Khullar: Action time
New Delhi, July 23 (PTI): Telecom regulator Trai today warned that it would review operators’ freedom to fix mobile call and service rates if they increased tariffs beyond the current base rates.
“I do not expect headlines tariff to change. If they change, as and when they change, I have told the industry, then the regulator reserves its right to go back and look at it again if forbearance should be continued or not. I am being open, there is nothing to hide,” Trai chairman Rahul Khullar said here.
He was responding to a question on the possible changes in mobile rates following the recent recommendations by the Telecom Regulatory Authority of India on issues such as spectrum sharing and the lowering of maximum rates on leased lines that could lead to cost saving for mobile operators.
Base rates, or headline tariffs, are the maximum call or service rates that a telecom operator can charge to its customers, but normally companies charge less than these rates. At present, most of the telecom operators have fixed a base rate at 2 paise per second.
The regulator gives a free hand to fix telecom call and service rates as it feels that competition in the market will keep control on tariffs.
“It’s a separate matter, if (spectrum) sharing leads to lower cost they may be able plough it back or they may want to put that cost in to larger profits. Better yet if they can use to service debt.

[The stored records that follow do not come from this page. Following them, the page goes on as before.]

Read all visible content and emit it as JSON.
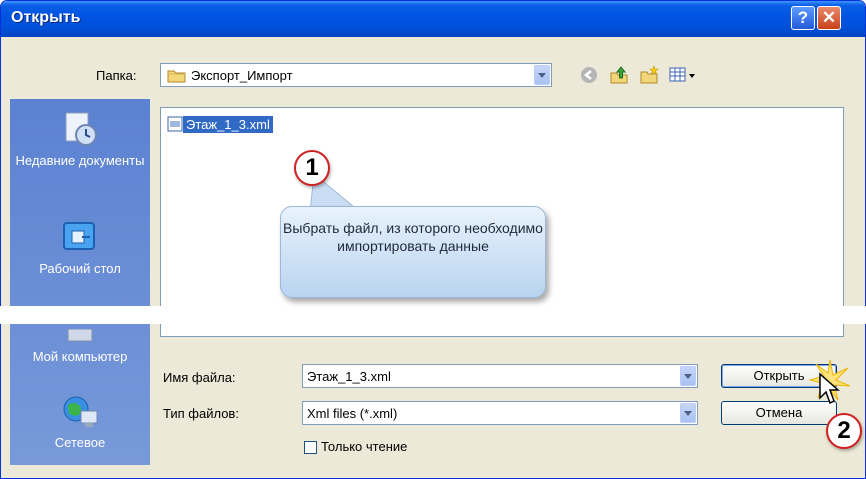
{
  "window": {
    "title": "Открыть",
    "help_glyph": "?",
    "close_glyph": "✕"
  },
  "folder": {
    "label": "Папка:",
    "value": "Экспорт_Импорт"
  },
  "toolbar": {
    "icons": [
      "back-icon",
      "up-folder-icon",
      "new-folder-icon",
      "view-menu-icon"
    ]
  },
  "places": [
    {
      "label": "Недавние документы",
      "icon": "recent-documents-icon"
    },
    {
      "label": "Рабочий стол",
      "icon": "desktop-icon"
    },
    {
      "label": "Мой компьютер",
      "icon": "my-computer-icon"
    },
    {
      "label": "Сетевое",
      "icon": "network-icon"
    }
  ],
  "files": [
    {
      "name": "Этаж_1_3.xml",
      "icon": "xml-file-icon",
      "selected": true
    }
  ],
  "filename": {
    "label": "Имя файла:",
    "value": "Этаж_1_3.xml"
  },
  "filetype": {
    "label": "Тип файлов:",
    "value": "Xml files (*.xml)"
  },
  "readonly": {
    "label": "Только чтение",
    "checked": false
  },
  "buttons": {
    "open": "Открыть",
    "cancel": "Отмена"
  },
  "annotations": {
    "callout_text": "Выбрать файл, из которого необходимо импортировать данные",
    "step1": "1",
    "step2": "2"
  },
  "colors": {
    "titlebar": "#0054e3",
    "selection": "#316ac5",
    "badge_border": "#d02020",
    "places_bar": "#6b8dcf"
  }
}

All telecom operators are in heavy debt and debt has to be paid, otherwise what will happen to banks,” Khullar said.
Trai has recommended that the government should allow the sharing of all categories of spectrum held by telecom companies for mobile services.

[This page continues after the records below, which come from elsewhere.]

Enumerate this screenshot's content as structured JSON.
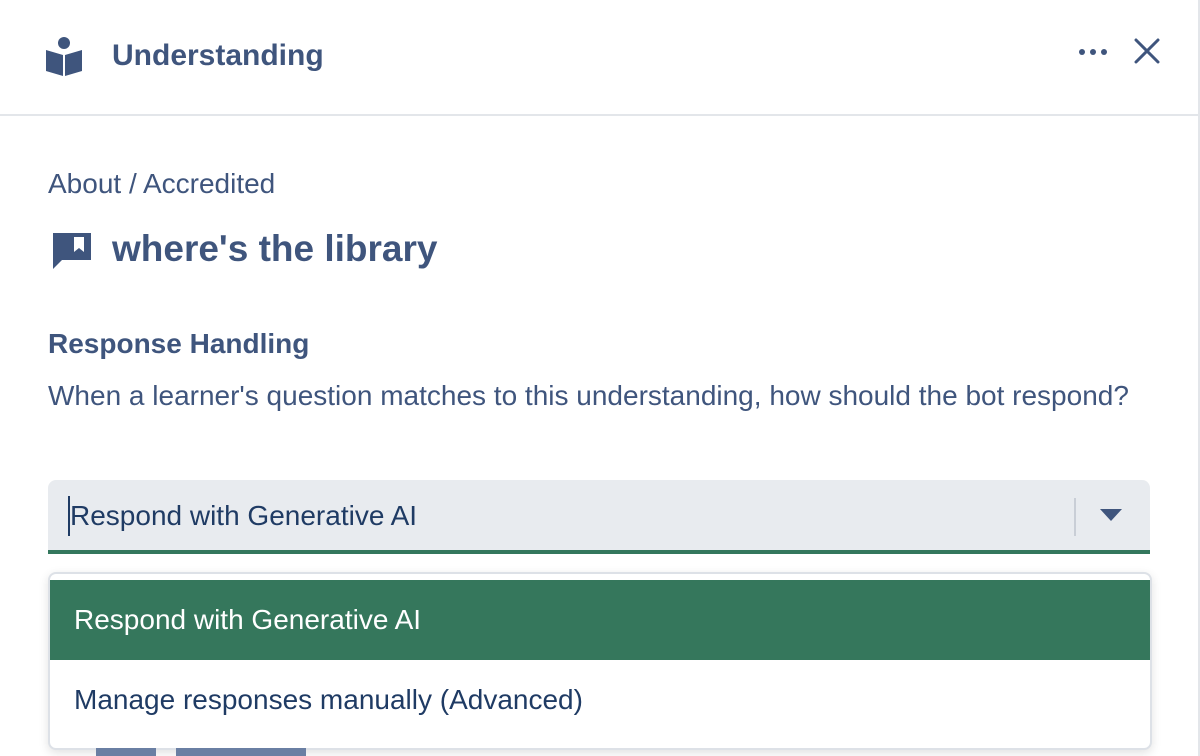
{
  "header": {
    "title": "Understanding",
    "icon": "reading-book-icon",
    "more_icon": "more-horizontal-icon",
    "close_icon": "close-icon"
  },
  "breadcrumb": "About / Accredited",
  "question": {
    "icon": "chat-bubble-bookmark-icon",
    "title": "where's the library"
  },
  "response_handling": {
    "title": "Response Handling",
    "description": "When a learner's question matches to this understanding, how should the bot respond?",
    "select": {
      "value": "Respond with Generative AI",
      "arrow_icon": "chevron-down-icon"
    },
    "options": [
      {
        "label": "Respond with Generative AI",
        "selected": true
      },
      {
        "label": "Manage responses manually (Advanced)",
        "selected": false
      }
    ]
  },
  "colors": {
    "text": "#3f557d",
    "text_dark": "#1f3b64",
    "accent_green": "#35775c",
    "select_bg": "#e8ebef",
    "border": "#e3e6ea"
  }
}
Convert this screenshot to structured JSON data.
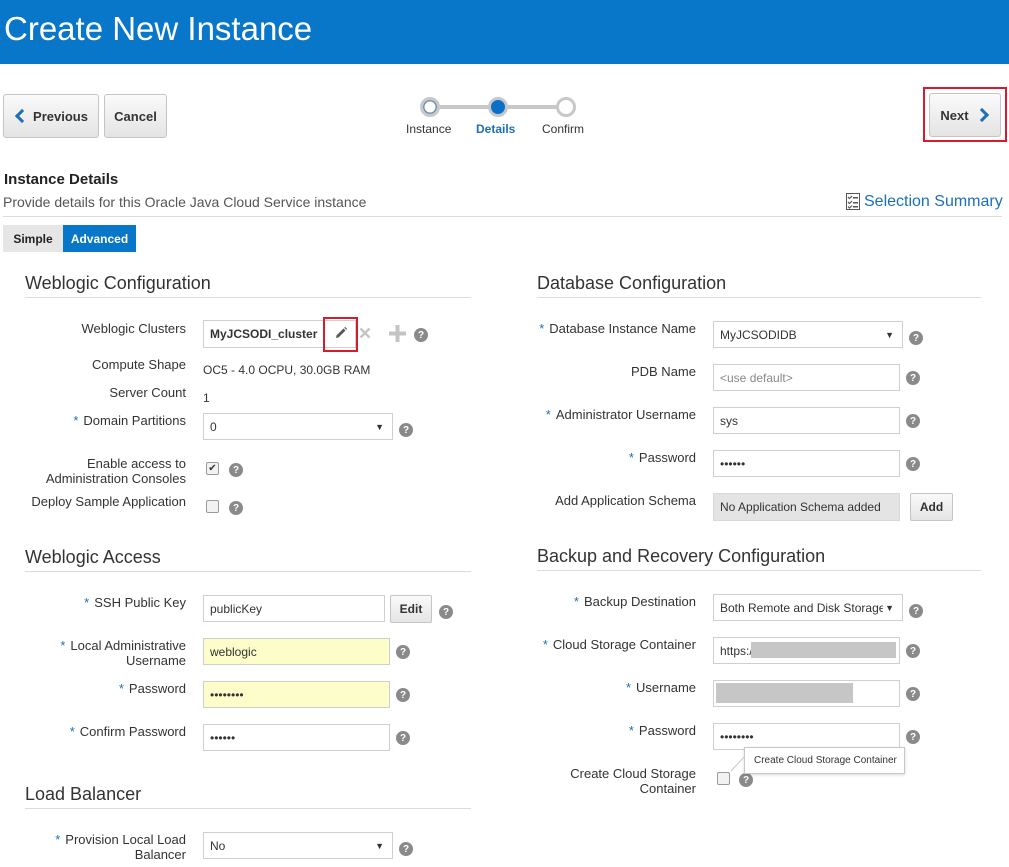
{
  "header": {
    "title": "Create New Instance",
    "color": "#0876c9"
  },
  "nav": {
    "previous_label": "Previous",
    "cancel_label": "Cancel",
    "next_label": "Next"
  },
  "train": {
    "steps": [
      {
        "label": "Instance",
        "state": "visited"
      },
      {
        "label": "Details",
        "state": "current"
      },
      {
        "label": "Confirm",
        "state": "pending"
      }
    ]
  },
  "details": {
    "title": "Instance Details",
    "description": "Provide details for this Oracle Java Cloud Service instance",
    "summary_link": "Selection Summary"
  },
  "tabs": [
    {
      "label": "Simple",
      "active": false
    },
    {
      "label": "Advanced",
      "active": true
    }
  ],
  "weblogic_config": {
    "heading": "Weblogic Configuration",
    "clusters_label": "Weblogic Clusters",
    "cluster_name": "MyJCSODI_cluster",
    "compute_shape_label": "Compute Shape",
    "compute_shape_value": "OC5 - 4.0 OCPU, 30.0GB RAM",
    "server_count_label": "Server Count",
    "server_count_value": "1",
    "domain_partitions_label": "Domain Partitions",
    "domain_partitions_value": "0",
    "enable_access_label_1": "Enable access to",
    "enable_access_label_2": "Administration Consoles",
    "enable_access_checked": true,
    "deploy_sample_label": "Deploy Sample Application",
    "deploy_sample_checked": false
  },
  "weblogic_access": {
    "heading": "Weblogic Access",
    "ssh_key_label": "SSH Public Key",
    "ssh_key_value": "publicKey",
    "edit_label": "Edit",
    "local_admin_label_1": "Local Administrative",
    "local_admin_label_2": "Username",
    "local_admin_value": "weblogic",
    "password_label": "Password",
    "password_value": "••••••••",
    "confirm_password_label": "Confirm Password",
    "confirm_password_value": "••••••"
  },
  "load_balancer": {
    "heading": "Load Balancer",
    "provision_label_1": "Provision Local Load",
    "provision_label_2": "Balancer",
    "provision_value": "No"
  },
  "database_config": {
    "heading": "Database Configuration",
    "db_instance_label": "Database Instance Name",
    "db_instance_value": "MyJCSODIDB",
    "pdb_label": "PDB Name",
    "pdb_placeholder": "<use default>",
    "admin_user_label": "Administrator Username",
    "admin_user_value": "sys",
    "password_label": "Password",
    "password_value": "••••••",
    "app_schema_label": "Add Application Schema",
    "app_schema_value": "No Application Schema added",
    "add_label": "Add"
  },
  "backup": {
    "heading": "Backup and Recovery Configuration",
    "destination_label": "Backup Destination",
    "destination_value": "Both Remote and Disk Storage",
    "container_label": "Cloud Storage Container",
    "container_value": "https:/",
    "username_label": "Username",
    "password_label": "Password",
    "password_value": "••••••••",
    "create_container_label_1": "Create Cloud Storage",
    "create_container_label_2": "Container",
    "create_container_checked": false,
    "tooltip": "Create Cloud Storage Container"
  },
  "required_marker": "*",
  "help_glyph": "?",
  "select_arrow": "▼",
  "icons": {
    "edit": "pencil-icon",
    "delete": "close-icon",
    "add": "plus-icon",
    "summary": "checklist-icon",
    "help": "help-icon"
  }
}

If this recommendation is approved, telecom operators will be able to bring down the cost of ownership of radiowaves, which has increased to about five times compared with its price of Rs 1,658 crore under the old licensing regime.
Khullar said mobile rates were low earlier because telecom operators were trying to lure the customers of their competitors, and in the process they were offering calls at rates less than their actual costs.
Trai today recommended the extension of the licence period of direct-to-home (DTH) operators to 20 years, while proposing bringing down fees to 8 per cent of the adjusted gross revenue.
In its recommendations on a new DTH licensing regime, Trai said vertically integrated broadcasters must be subjected to a set of additional regulations, allowing them to control only one distribution platform.